January 16, 2016
Most of us who hear and read about NASA devour the news because space exploration brings together a rare combination of science and sensation. Outside of aeronautics programs and dispatches from above, it's not very often that we get to see the human side of what goes into making the United States a powerhouse in the realm beyond Earth's atmosphere.
Late last year, NASA announced the selection of five new ground-based flight directors who will lead the operational management of the International Space Station, described as a "microgravity laboratory" that orbits Earth every 90 minutes at a speed of five miles per second.
Among those picked was Wattsburg, Pennsylvania native Mary Lawrence, according to the News Times.
Lawrence, a graduate of Penn State Erie – Behrend College, will join a team of 27 flight directors whose mission is to guide ISS flight controllers, researchers and engineering experts while providing general personnel support from NASA's Mission Control Center in Houston.

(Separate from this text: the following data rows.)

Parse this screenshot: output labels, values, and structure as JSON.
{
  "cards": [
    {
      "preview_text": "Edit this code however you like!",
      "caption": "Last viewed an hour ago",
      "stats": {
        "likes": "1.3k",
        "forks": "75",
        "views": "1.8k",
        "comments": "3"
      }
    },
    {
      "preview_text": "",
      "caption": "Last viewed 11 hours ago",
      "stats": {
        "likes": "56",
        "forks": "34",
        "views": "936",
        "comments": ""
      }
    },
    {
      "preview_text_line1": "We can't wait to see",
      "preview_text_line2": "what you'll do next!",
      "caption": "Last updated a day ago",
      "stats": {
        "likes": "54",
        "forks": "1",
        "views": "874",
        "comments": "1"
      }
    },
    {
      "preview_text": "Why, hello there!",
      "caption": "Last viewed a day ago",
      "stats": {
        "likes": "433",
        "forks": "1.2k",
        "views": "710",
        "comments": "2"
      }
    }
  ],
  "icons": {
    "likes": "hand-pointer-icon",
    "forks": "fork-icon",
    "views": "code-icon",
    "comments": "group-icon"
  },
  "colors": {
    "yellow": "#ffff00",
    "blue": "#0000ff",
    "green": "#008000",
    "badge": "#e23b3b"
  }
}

"We get to do the real flying of the International Space Station," Lawrence said. "The majority of the control of the space station actually happens from the ground. The reason for that is we want the astronauts to focus on the real mission of the International Space Station, which is research and science."
Lawrence's selection is of particular importance because she will become one of limited number of women to hold the position of flight director. While she won't be working at a console, NASA says Lawrence's duties will range from cargo and crew vehicle integration to planning for future missions, product development and new technology.
A married mother of two, Lawrence, 36, received her bachelor's degree in mechanical engineering in 2001 and went on to work for a NASA contractor, the U.S. Space Alliance, before joining NASA full-time as a civil servant. Her supporters, including a former Penn State Behrend engineering professor, believe her selection will serve as an inspiration to young women interested in space exploration.
For her part, Lawrence says she was drawn to the profession after becoming spellbound by the 1995 docudrama "Apollo 13," which gave space travel a romantic light that she wanted to follow.
Though she believes she's found a "home in operations," where her goal is to help make possible a manned mission to Mars, Lawrence isn't ruling out a chance to travel to space if called on by NASA to do so.
Her official duty will get underway after she completes a required certification program to support real-time ISS operations.